Why I Cannot Get Too Bullish About This Liverpool Team

Why I Cannot Get Too Bullish About This Liverpool Team

Like many other lovers of football, I’m quite superstitious. When I used to play it was everything from my pre-match food to which sock or shin pad I put on first. As a fan watching it extends to wearing a certain shirt or having a certain drink. It’s mad and obviously has no impact on what happens out on the pitch, but we obey it all the same.

It’s an extension of this superstition that I don’t like to get too bullish about this Liverpool team.

Since Liverpool were last crowned league champions in 1990, there have been a few false dawns. In the mid-nineties under Roy Evans, they were great to watch and it looked like they might just dethrone Manchester United, but alas, they fell short when it mattered, both in the league and the infamous 1996 FA Cup final. Under Rafa Benitez, Liverpool re-established themselves amongst Europe’s elite, but couldn’t secure that elusive league title in 2008/09. Most recently, it was the almost suicidal attacking football under Brendan Rodgers that brought Liverpool agonisingly close in 2013/14.

Each of those teams came close but ultimately fell short. Nearly, but not quite is almost quintessentially Liverpool since the glory days of the 1970s and 1980s.

So, perhaps it’s my superstition or perhaps my scarring from all those nearly but not quite years that prevents me from heaping too much praise on this current Liverpool team. Maybe it’s just that old experience thing or possibly even a combination of all those aforementioned factors that restrains me.

What I will say is this team Jürgen Klopp has constructed and moulded is better than their predecessors of the past 28 years. It has the style and panache of that Roy Evans side, the defensive steel of the Rafa Benitez era and the attacking threat of that 2013/14 Brendan Rodgers team.
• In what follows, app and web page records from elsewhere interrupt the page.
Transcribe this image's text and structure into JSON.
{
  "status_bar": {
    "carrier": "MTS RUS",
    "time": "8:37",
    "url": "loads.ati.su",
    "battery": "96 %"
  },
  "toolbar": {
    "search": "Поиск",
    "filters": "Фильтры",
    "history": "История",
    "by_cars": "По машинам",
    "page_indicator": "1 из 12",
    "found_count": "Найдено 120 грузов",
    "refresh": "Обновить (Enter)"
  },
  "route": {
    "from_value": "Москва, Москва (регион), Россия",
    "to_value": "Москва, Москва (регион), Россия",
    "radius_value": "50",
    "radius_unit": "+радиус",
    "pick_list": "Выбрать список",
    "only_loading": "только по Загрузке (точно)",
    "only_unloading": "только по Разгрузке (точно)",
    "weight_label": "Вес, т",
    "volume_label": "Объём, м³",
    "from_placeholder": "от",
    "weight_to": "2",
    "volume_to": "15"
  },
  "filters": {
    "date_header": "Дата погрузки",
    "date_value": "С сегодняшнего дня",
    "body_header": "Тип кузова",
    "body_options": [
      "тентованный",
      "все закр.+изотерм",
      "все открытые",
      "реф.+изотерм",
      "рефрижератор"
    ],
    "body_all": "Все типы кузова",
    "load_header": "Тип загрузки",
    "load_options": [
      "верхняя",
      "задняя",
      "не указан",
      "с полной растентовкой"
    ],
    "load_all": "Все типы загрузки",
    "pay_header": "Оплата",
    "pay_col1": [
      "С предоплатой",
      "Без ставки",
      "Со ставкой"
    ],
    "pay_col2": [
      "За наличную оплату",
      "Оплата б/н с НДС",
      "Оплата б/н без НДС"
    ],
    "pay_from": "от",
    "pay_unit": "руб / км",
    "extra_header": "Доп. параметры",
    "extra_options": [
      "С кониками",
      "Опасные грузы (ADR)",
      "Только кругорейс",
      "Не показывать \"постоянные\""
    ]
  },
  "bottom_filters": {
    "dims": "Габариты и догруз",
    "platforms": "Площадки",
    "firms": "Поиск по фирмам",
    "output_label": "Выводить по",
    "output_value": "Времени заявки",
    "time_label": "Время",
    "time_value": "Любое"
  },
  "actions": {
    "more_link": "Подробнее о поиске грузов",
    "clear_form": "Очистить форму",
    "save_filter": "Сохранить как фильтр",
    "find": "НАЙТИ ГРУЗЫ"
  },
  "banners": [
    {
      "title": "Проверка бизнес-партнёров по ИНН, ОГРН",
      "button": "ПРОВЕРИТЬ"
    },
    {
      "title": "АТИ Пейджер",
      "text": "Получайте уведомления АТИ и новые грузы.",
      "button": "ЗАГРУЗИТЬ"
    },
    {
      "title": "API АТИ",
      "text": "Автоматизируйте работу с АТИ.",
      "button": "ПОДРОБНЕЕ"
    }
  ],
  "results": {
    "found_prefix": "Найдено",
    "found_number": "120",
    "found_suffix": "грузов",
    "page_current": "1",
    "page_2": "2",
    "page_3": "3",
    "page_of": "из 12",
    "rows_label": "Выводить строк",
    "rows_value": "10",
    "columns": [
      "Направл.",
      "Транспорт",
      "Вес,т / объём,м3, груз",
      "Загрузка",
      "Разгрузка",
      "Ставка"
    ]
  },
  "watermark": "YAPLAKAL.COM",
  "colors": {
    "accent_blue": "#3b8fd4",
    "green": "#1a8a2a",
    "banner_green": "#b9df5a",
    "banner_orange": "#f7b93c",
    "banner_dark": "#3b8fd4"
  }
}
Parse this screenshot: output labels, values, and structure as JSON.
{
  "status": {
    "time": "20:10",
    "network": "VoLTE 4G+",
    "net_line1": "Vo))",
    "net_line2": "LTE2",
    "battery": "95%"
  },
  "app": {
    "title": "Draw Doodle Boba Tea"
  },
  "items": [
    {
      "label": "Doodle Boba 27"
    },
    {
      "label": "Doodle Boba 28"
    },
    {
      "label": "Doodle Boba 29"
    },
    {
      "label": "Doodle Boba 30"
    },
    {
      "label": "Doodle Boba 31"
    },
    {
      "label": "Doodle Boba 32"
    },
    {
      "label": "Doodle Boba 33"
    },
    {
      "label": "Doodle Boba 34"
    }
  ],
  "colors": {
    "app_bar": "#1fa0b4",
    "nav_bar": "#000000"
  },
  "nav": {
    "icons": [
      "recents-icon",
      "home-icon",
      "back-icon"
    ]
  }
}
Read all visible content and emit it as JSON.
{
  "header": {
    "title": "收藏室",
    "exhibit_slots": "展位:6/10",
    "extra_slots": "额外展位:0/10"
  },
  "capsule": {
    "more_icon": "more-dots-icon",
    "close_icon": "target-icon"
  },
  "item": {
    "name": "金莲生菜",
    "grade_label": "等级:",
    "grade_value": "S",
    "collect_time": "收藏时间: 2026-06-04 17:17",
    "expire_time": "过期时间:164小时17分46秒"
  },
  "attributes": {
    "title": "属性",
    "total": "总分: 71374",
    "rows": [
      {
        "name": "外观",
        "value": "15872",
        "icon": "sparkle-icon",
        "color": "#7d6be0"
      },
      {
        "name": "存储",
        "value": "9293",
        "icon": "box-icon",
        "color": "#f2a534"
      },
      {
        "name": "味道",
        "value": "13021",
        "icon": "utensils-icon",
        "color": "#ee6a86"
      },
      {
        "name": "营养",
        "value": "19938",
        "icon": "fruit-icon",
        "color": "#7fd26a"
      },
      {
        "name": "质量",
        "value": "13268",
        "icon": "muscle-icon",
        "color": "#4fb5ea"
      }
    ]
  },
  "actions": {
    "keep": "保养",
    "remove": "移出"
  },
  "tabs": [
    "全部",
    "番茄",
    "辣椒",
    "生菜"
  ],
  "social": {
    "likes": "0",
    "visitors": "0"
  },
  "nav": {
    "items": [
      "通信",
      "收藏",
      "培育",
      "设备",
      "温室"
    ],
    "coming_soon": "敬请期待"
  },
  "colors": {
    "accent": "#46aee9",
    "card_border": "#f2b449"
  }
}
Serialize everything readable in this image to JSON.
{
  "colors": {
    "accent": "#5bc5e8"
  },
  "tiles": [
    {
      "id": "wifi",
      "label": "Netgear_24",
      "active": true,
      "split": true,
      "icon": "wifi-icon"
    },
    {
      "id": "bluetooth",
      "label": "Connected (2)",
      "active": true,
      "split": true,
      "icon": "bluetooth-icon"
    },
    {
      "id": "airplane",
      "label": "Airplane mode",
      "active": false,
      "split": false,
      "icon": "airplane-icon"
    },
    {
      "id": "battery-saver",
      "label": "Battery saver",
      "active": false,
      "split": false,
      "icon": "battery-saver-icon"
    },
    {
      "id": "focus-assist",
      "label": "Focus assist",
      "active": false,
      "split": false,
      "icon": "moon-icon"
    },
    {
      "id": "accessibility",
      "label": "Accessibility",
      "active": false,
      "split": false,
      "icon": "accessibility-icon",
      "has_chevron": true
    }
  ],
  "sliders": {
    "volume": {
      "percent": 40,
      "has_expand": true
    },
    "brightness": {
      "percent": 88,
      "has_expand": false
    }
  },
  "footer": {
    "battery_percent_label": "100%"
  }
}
As a life-long Liverpool fan, this is an uncomfortable comparison for me to make, but this current Liverpool team reminds me of the Manchester United of the 1990s under Alex Ferguson.

Obviously, it’s a comparison that is not going to sit well with some, but I’m becoming increasingly certain that it’s one that holds water. Remember, United were once the team that went 26 years without winning a league title and, despite spending money and winning the odd cup, went through a few managers until they found one that had overcome the odds to be successful in his home country.

It took Ferguson five or six years to build a team that looked capable of winning a league title. They too liked to use width and play good, attacking football driven on from a solid midfield. At its foundation though was a strong defence and, most of all, an imperious goalkeeper. Peter Schmeichel’s agility belied his size and he could make all sorts of saves, but it was his physical presence that made a palpable difference though. He seemed like he was seven feet tall at times and it undoubtedly intimidated opponents, something that was all too clear on one v ones.

Alisson Becker has that same aura about him and just as Virgil Van Dijk has made an enormous difference to the Liverpool back line since signing a year ago, so has Alisson. It’s not just a quality thing, it’s a presence thing too, a psychological advantage that Liverpool have not enjoyed in decades.

That’s not to say they are impenetrable, unbeatable or without fault; no player or team is or ever has been. We’ve seen a couple of errors from Alisson, Van Dijk has made mistake, Klopp has made a number of questionable calls this season and even Mo Salah has fluffed his lines. They’re human, it happens and will probably happen again, but the quality of this current Liverpool team and the trajectory they are on means I trust them more.

The 5-1 demolition of Arsenal was not all plain sailing, the defence looked shaky at times, particularly in the first half, where sloppiness in possession was afflicting too many in a Red shirt. It’s these traits that occasionally linger and those away performances we’ve sadly witnessed in the Champions League this campaign that probably stops me getting too carried away with where we’re at.

I said when Jürgen Klopp first took charge at Anfield that his reign will probably be a rollercoaster ride of ups and downs that won’t necessarily bring trophies but is sure to be emotional and it’s a ride that we should all try to enjoy.

I think the words were actually quite prophetic and I am enjoying the ride. Napoli and PSG at home in the Champions League, ending the Mourinho era at United, that convincing win over Arsenal and the derby win over Everton are all emotional highs and the kind of moments you treasure as a fan.

Winning never gets boring and equally, should never be taken for granted. So, I’m enjoying this Liverpool team, I’m loving the adrenaline moments, I’m appreciative of their talents and I believe they can win trophies.

Rivalry aside, in years to come I’d like to be able to draw more parallels between this Liverpool team and the United team that went on to dominate domestic football than any of those Evans, Benitez or Rodgers sides.

Liverpool are in a fantastic position, regardless of what happens against Manchester City at the Etihad, but until they do actually start winning those trophies that we believe they’re capable of, I’ll refrain from being bullish. I’ll keep up my superstitions and use that experience to not get too carried away, but enjoy every minute of it.